TrunkSpace: What is the biggest lesson that you learned in bringing “Astral” to life that you will apply to every project you work on in the future?
Mul: I think that would have to be the importance of forging strong collaborative relationships. When you’re shooting on smaller budgets, you have to have a complete faith in those you choose to surround yourself with. We were moving so quickly across the 12 days we had, that you have to believe in the people helping you to achieve the goal. That, and casting! We were very lucky to have Alice (our Casting Director), who helped us secure the plethora of talent we were fortunate enough to have worked with.
TrunkSpace: What are you most proud of with your work on the film?
Mul: I would have to say the tone and pacing of the film. We set about with a view in mind, and purposely chose to steer away from the generic genre clichés. That allowed us to create a slower burning psychological thriller, which is grounded in reality and emotional beats.
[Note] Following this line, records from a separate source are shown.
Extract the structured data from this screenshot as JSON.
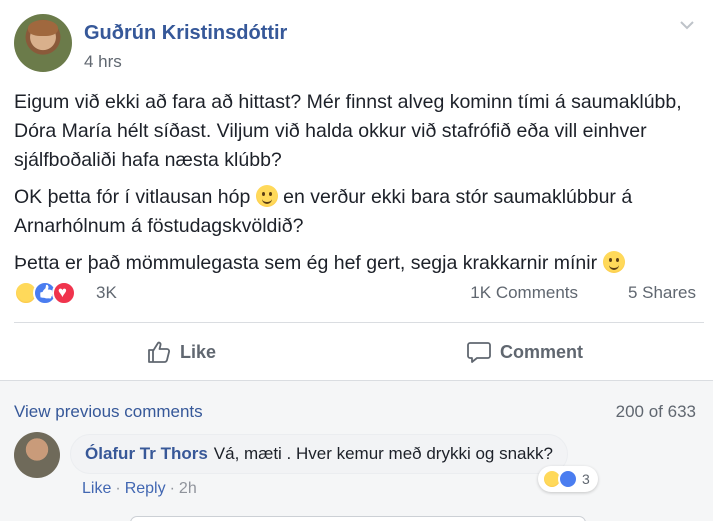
{
  "post": {
    "author": "Guðrún Kristinsdóttir",
    "time": "4 hrs",
    "paragraphs": [
      "Eigum við ekki að fara að hittast? Mér finnst alveg kominn tími á saumaklúbb, Dóra María hélt síðast. Viljum við halda okkur við stafrófið eða vill einhver sjálfboðaliði hafa næsta klúbb?",
      "OK þetta fór í vitlausan hóp",
      "en verður ekki bara stór saumaklúbbur á Arnarhólnum á föstudagskvöldið?",
      "Þetta er það mömmulegasta sem ég hef gert, segja krakkarnir mínir"
    ],
    "icons": {
      "menu": "chevron-down-icon",
      "emoji": "smiley-emoji-icon"
    }
  },
  "reactions": {
    "types": [
      "haha",
      "like",
      "love"
    ],
    "count": "3K",
    "comments": "1K Comments",
    "shares": "5 Shares"
  },
  "actions": {
    "like_label": "Like",
    "comment_label": "Comment"
  },
  "comments": {
    "view_previous": "View previous comments",
    "pager": "200 of 633",
    "items": [
      {
        "author": "Ólafur Tr Thors",
        "text": "Vá, mæti . Hver kemur með drykki og snakk?",
        "reaction_count": "3",
        "like": "Like",
        "reply": "Reply",
        "time": "2h"
      }
    ]
  },
  "colors": {
    "link": "#365899",
    "muted": "#606770",
    "like_blue": "#4a7df0",
    "love_red": "#f0344d"
  }
}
Although there are a number of things I wish we could redo, that pace and tonal aspect is definitely something I am proud of as a storyteller.
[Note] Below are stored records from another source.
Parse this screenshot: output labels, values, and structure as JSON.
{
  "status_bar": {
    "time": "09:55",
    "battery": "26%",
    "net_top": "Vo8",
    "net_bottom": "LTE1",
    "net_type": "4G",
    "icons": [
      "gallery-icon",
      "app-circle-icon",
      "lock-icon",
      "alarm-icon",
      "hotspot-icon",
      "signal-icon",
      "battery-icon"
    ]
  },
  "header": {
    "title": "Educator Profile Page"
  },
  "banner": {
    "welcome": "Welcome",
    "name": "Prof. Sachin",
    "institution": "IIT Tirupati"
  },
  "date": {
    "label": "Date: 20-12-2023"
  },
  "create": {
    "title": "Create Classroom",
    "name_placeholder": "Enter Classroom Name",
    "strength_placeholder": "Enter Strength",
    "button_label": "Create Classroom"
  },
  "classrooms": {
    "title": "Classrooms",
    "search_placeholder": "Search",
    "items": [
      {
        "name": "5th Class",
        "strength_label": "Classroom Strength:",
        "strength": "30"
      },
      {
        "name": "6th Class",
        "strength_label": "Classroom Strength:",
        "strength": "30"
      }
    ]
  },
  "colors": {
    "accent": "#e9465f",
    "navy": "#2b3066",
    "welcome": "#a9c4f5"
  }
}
TrunkSpace: You always hear these amazing stories about how a scene had to be adapted on the fly because of budget or time, and in the process, a cinematic gem was then born. Did you have any moments like that where having to think on your toes brought about unexpected results?
Mul: Definitely! The first example I always think of is our clairvoyant scene. We had two days to shoot that scene and realized something wasn’t working after a few hours. Thankfully my producer, Christos, took everyone who wasn’t necessary out of the room and allowed us to work it through with the DP and actors. It made the world of difference and although we lost half a day, the footage we ended up with far surpassed what we would have had if we’d continued.
TrunkSpace: If someone came to you tomorrow and said, “Chris, here’s a blank check. Go out and develop whatever project you want for yourself.” What would you greenlight and why?
Mul: I love that question. There’s actually a project Michael and I have been talking about for years. As he’s been writing his novel about the history of mankind, the notion of an epic tale in a similar vein to “Prometheus” came about. We’ve benched it for now, but without a doubt, that is the passion project that we are always working to. As time has gone by, we get more excited about it, but realize that the scale of that will definitely require a great deal of finance and creative progression. I look forward to sharing that with everyone one day.
“Astral” is available today on VOD/Digital HD.